Core values are a set of timeless guiding principles. They are the values that a company holds dear. In the case of the Advent Group, they are: having a deep love of country, being detail oriented, being competent and reliable.

Defining one’s core values makes it easy for us to hire, review and reward people. It also compels us to prune people that don’t share our values. In an organization, working with people with like minds opens the way for understanding and synergy. A united team guided by the same principles is a formidable force. Conversely, having people in the team with opposing values can cause conflict and demoralization. They could cause more damage than good.

A company’s core focus, on the other hand, is its reason for being. Core focus is sometimes referred to as “core business” or even a company’s “sweet spot”. In the Advent Group’s case, it is: “to represent Filipino cuisine faithfully and honestly” and to “spread the gospel of Filipino cuisine to the world.”

With these guiding principles, a company will not be distracted by business opportunities outside its sweet spot. It will only work in the “zone” wherein it excels.

The ten year target, also called a Big Hairy Audacious Goal (BHAG) by some management gurus, is the company’s larger-than-life dream defined in a quantifiable, time-bound manner. In the Advent Group’s case, it is to have 500 restaurants in our system in five continents, within ten years.

The company’s strategy is composed of four components: Defining your target market, your three “Uniques,” your proven process and your guarantee.

Your target market is simply your ideal customer. Who are they, what are they and where are they? For the Advent Group it is people who appreciate good food and culture, 25 year old and above in the key cities of the world.

Your “uniques” can also be considered your competitive advantage or what makes you better than the rest. For Advent, it is our honorific Filipino service, our 40-year-old (or older) recipes and the display of snippets of Filipino culture.

Your proven process is the way you provide products and services to your customers in a manner that always works. In Advent’s case it is to “wow” the customer with Filipino culture, service and food.

Your guarantee, also known as a brand promise, must address a point of frustration or worry of your customer.

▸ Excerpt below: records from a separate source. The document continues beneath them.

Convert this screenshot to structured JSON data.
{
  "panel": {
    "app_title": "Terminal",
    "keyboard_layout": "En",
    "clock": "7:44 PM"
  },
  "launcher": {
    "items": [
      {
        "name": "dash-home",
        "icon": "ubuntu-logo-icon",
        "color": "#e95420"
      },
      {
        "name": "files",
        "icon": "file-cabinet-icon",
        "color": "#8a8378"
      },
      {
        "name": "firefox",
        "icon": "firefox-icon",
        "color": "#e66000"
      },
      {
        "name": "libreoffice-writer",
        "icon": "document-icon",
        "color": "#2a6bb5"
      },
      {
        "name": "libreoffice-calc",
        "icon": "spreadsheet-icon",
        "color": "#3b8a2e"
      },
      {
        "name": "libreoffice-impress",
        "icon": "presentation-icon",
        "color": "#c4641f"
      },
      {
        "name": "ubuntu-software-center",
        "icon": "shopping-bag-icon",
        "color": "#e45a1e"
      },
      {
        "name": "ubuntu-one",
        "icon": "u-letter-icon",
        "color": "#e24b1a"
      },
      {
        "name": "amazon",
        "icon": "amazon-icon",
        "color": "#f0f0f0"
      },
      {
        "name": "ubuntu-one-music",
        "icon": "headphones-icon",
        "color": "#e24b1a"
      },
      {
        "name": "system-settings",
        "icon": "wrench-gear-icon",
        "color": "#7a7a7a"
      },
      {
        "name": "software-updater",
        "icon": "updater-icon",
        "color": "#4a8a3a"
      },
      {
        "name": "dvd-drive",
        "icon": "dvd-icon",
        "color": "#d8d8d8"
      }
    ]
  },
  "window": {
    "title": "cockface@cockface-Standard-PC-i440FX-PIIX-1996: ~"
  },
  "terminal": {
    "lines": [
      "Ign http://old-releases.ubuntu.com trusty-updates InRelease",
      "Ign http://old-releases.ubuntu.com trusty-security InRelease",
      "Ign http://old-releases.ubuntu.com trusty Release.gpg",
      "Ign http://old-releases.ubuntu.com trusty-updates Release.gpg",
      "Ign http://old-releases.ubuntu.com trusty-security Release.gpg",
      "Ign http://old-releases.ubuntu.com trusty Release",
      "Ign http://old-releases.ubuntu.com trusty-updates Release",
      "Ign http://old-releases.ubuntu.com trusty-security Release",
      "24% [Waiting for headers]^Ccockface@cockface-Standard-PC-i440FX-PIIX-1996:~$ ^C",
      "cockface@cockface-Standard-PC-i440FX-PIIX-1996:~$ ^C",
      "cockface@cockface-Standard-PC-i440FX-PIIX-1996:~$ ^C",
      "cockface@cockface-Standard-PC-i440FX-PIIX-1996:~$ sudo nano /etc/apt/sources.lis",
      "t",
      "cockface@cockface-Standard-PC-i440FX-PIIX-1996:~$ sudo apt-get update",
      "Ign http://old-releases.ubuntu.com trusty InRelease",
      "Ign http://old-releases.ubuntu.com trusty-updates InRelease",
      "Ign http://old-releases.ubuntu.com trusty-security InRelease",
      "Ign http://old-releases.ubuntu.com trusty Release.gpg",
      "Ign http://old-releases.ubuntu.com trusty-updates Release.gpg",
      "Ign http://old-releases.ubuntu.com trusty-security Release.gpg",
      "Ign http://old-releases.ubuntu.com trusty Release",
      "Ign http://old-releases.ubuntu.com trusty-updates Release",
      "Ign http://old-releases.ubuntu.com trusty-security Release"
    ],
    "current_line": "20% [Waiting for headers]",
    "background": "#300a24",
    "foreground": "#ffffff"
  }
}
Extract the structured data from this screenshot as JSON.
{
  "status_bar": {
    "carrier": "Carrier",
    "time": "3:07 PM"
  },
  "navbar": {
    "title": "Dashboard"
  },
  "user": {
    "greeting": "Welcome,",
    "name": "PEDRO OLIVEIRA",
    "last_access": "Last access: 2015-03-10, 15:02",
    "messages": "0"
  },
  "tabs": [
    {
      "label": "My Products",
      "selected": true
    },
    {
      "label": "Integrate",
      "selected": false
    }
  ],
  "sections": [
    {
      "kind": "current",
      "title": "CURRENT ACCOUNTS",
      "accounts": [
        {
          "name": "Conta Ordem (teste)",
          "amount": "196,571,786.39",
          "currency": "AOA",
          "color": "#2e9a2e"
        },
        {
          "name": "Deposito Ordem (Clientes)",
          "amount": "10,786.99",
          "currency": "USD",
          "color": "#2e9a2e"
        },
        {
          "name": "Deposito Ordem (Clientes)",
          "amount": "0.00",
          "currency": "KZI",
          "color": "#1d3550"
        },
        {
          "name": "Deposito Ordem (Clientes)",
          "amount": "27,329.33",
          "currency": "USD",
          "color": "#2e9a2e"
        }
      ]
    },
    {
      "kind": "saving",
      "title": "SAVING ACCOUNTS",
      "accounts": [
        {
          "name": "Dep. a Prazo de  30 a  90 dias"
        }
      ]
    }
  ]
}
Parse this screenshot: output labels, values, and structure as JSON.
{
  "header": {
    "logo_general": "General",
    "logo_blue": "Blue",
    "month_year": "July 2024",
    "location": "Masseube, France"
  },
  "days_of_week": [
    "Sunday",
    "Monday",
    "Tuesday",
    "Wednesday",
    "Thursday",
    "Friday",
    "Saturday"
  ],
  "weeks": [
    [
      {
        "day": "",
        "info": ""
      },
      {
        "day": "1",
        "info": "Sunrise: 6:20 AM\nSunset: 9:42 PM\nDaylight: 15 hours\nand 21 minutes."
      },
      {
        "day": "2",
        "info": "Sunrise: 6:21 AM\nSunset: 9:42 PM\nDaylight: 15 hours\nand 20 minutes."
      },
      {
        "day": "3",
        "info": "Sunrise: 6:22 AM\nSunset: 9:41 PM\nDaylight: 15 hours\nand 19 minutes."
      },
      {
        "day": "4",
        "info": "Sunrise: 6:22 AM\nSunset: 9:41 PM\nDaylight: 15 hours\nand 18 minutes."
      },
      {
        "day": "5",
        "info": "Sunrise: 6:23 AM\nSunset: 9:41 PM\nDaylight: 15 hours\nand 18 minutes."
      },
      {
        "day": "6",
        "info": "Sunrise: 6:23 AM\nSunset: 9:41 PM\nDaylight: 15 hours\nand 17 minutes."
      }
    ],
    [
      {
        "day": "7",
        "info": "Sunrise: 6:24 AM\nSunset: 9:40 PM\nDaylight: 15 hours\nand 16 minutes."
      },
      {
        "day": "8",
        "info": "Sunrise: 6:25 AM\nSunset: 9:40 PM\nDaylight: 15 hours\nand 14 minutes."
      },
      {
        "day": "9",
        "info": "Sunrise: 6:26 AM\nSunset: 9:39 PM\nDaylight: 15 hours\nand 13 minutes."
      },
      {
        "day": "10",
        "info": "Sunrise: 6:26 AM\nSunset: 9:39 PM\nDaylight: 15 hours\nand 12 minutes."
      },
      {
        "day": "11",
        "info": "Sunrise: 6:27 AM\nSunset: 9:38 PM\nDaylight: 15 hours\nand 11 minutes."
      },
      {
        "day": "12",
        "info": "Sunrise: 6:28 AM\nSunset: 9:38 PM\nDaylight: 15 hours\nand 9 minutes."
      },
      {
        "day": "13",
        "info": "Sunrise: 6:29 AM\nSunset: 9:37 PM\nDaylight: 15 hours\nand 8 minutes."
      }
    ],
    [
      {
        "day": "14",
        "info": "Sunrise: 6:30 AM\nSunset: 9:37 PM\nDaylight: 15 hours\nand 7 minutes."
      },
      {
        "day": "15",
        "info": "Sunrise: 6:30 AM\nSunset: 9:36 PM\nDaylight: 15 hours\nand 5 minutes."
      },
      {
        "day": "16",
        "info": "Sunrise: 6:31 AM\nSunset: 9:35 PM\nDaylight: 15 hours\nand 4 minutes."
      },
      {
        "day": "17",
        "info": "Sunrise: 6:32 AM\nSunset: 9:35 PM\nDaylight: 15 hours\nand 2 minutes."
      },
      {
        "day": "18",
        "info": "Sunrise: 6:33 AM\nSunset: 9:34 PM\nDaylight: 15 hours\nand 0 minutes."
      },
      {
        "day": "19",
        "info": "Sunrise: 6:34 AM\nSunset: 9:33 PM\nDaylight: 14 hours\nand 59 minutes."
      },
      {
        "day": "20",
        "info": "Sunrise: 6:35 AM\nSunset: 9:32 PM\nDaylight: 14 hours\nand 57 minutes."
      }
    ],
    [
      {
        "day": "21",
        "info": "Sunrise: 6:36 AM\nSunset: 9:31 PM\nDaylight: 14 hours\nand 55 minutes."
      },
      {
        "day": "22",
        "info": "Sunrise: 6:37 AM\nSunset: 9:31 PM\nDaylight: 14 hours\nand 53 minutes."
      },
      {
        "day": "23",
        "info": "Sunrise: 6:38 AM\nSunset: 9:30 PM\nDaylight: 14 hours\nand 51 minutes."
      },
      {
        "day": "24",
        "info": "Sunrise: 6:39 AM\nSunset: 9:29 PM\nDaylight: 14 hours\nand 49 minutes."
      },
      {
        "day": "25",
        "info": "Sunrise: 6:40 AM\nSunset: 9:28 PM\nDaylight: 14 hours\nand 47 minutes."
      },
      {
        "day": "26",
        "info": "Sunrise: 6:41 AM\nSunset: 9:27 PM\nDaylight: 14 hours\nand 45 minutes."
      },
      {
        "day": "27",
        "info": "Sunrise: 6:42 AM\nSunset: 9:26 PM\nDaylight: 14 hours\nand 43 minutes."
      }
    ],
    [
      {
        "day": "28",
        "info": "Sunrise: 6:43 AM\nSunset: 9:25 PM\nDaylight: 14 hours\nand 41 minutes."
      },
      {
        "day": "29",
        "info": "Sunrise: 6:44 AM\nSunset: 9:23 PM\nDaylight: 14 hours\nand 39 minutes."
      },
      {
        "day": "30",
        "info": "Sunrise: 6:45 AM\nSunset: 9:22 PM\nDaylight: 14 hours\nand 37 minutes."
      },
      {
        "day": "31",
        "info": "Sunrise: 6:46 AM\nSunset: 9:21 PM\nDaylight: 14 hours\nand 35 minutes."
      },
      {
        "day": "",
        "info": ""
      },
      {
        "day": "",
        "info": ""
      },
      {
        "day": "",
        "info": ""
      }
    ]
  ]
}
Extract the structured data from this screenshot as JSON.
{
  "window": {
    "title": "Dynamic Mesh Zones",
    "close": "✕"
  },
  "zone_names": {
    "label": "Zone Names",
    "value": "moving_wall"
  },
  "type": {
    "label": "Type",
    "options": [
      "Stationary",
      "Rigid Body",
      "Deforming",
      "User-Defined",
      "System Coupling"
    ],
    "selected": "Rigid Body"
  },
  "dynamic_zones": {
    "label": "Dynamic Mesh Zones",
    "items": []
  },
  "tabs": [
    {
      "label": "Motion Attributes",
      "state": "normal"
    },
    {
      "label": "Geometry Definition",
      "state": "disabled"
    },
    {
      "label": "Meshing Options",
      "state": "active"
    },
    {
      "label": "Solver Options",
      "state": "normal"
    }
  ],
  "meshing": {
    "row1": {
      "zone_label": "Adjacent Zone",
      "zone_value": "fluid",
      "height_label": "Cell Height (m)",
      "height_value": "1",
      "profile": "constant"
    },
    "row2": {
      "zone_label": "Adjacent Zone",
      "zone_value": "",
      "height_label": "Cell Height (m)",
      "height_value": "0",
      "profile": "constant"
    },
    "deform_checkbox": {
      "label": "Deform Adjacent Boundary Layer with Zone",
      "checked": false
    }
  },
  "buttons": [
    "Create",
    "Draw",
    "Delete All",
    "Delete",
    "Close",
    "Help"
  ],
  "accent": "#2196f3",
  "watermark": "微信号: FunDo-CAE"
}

It is often made more effective if it comes with a tangible penalty. An example of this is Domino’s Pizza’s guarantee of “delivery in 30 minutes or your Pizza is free.”

Defining your marketing strategy serves as the foundation in which to create all future marketing materials, advertisements and public messages.

With your vision, core values, core focus, 10 year target and strategy defined, you are now crystal clear on who you are, what you are, where you’re going and how to get there.

Now, paint a picture of your company three years forward in terms of revenues, other quantitative indices and the conditions you are in. Again for the Advent Group, it is to have at least 100 restaurants; several abroad, owning our office headquarters and being a close collaborator with government towards spreading Filipino cuisine and culture abroad.

Defining this 3 year picture allows the organization to “see” what the future will be for the company and their role in it.

Having a management team and the Vision Organizer in place is like having the right people and the right road map to realize your vision. This is the first component to the professionalization of a company and fundamental for scaling-up.

Using these tools has helped many companies break the glass ceiling and become bigger, stronger and better.

One can only imagine the effect on the economy if the thousands of MSMEs developed by the DTI mature to become aggressive exporters and graduate to be large enterprises.

 

Andrew J. Masigan is an economist